━━━━━ Data records ━━━━━

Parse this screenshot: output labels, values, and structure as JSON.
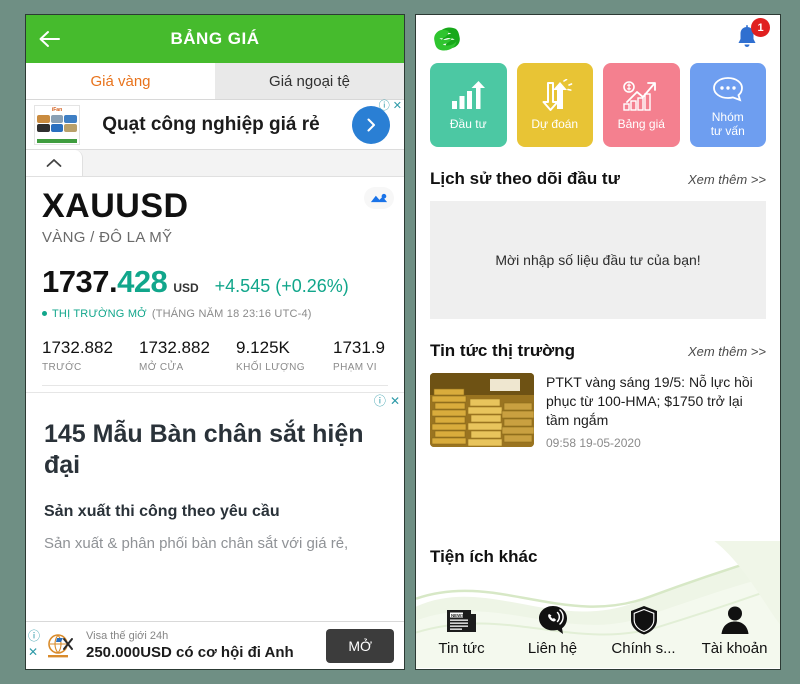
{
  "background_color": "#6f8f84",
  "left_panel": {
    "appbar": {
      "title": "BẢNG GIÁ",
      "back_icon": "arrow-left-icon",
      "color": "#46bb2d"
    },
    "tabs": [
      {
        "label": "Giá vàng",
        "active": true
      },
      {
        "label": "Giá ngoại tệ",
        "active": false
      }
    ],
    "top_ad": {
      "brand": "iFan",
      "headline": "Quạt công nghiệp giá rẻ",
      "cta_icon": "chevron-right-icon",
      "info_icon": "info-icon",
      "close_icon": "close-icon"
    },
    "collapse_icon": "chevron-up-icon",
    "quote": {
      "symbol": "XAUUSD",
      "description": "VÀNG / ĐÔ LA MỸ",
      "price_integer": "1737.",
      "price_decimal": "428",
      "currency": "USD",
      "change": "+4.545 (+0.26%)",
      "change_color": "#11a68b",
      "market_status": "THỊ TRƯỜNG MỞ",
      "market_time": "(THÁNG NĂM 18 23:16 UTC-4)",
      "chart_badge_icon": "mountain-chart-icon",
      "stats": [
        {
          "value": "1732.882",
          "label": "TRƯỚC"
        },
        {
          "value": "1732.882",
          "label": "MỞ CỬA"
        },
        {
          "value": "9.125K",
          "label": "KHỐI LƯỢNG"
        },
        {
          "value": "1731.9",
          "label": "PHẠM VI"
        }
      ]
    },
    "big_ad": {
      "title": "145 Mẫu Bàn chân sắt hiện đại",
      "subtitle": "Sản xuất thi công theo yêu cầu",
      "body": "Sản xuất & phân phối bàn chân sắt với giá rẻ,",
      "info_icon": "info-icon",
      "close_icon": "close-icon"
    },
    "bottom_ad": {
      "line1": "Visa thế giới 24h",
      "line2": "250.000USD có cơ hội đi Anh",
      "button": "MỞ",
      "info_icon": "info-icon",
      "close_icon": "close-icon"
    }
  },
  "right_panel": {
    "header": {
      "logo_icon": "app-logo-icon",
      "bell_icon": "bell-icon",
      "notification_count": "1",
      "badge_color": "#e02020"
    },
    "tiles": [
      {
        "label": "Đầu tư",
        "color": "#4cc8a3",
        "icon": "bar-chart-up-icon"
      },
      {
        "label": "Dự đoán",
        "color": "#e8c435",
        "icon": "arrow-down-up-icon"
      },
      {
        "label": "Bảng giá",
        "color": "#f4808f",
        "icon": "price-chart-icon"
      },
      {
        "label": "Nhóm\ntư vấn",
        "color": "#6e9ef0",
        "icon": "chat-bubble-icon"
      }
    ],
    "history_section": {
      "title": "Lịch sử theo dõi đầu tư",
      "more": "Xem thêm >>",
      "empty_message": "Mời nhập số liệu đầu tư của bạn!"
    },
    "news_section": {
      "title": "Tin tức thị trường",
      "more": "Xem thêm >>",
      "items": [
        {
          "thumb": "gold-bars-image",
          "title": "PTKT vàng sáng 19/5: Nỗ lực hồi phục từ 100-HMA; $1750 trở lại tầm ngắm",
          "time": "09:58 19-05-2020"
        }
      ]
    },
    "utilities_section": {
      "title": "Tiện ích khác",
      "items": [
        {
          "label": "Tin tức",
          "icon": "newspaper-icon"
        },
        {
          "label": "Liên hệ",
          "icon": "phone-chat-icon"
        },
        {
          "label": "Chính s...",
          "icon": "shield-icon"
        },
        {
          "label": "Tài khoản",
          "icon": "user-icon"
        }
      ]
    }
  }
}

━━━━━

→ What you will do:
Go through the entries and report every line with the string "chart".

→ Output for this exercise:
      "chart_badge_icon": "mountain-chart-icon",
        "icon": "bar-chart-up-icon"
        "icon": "price-chart-icon"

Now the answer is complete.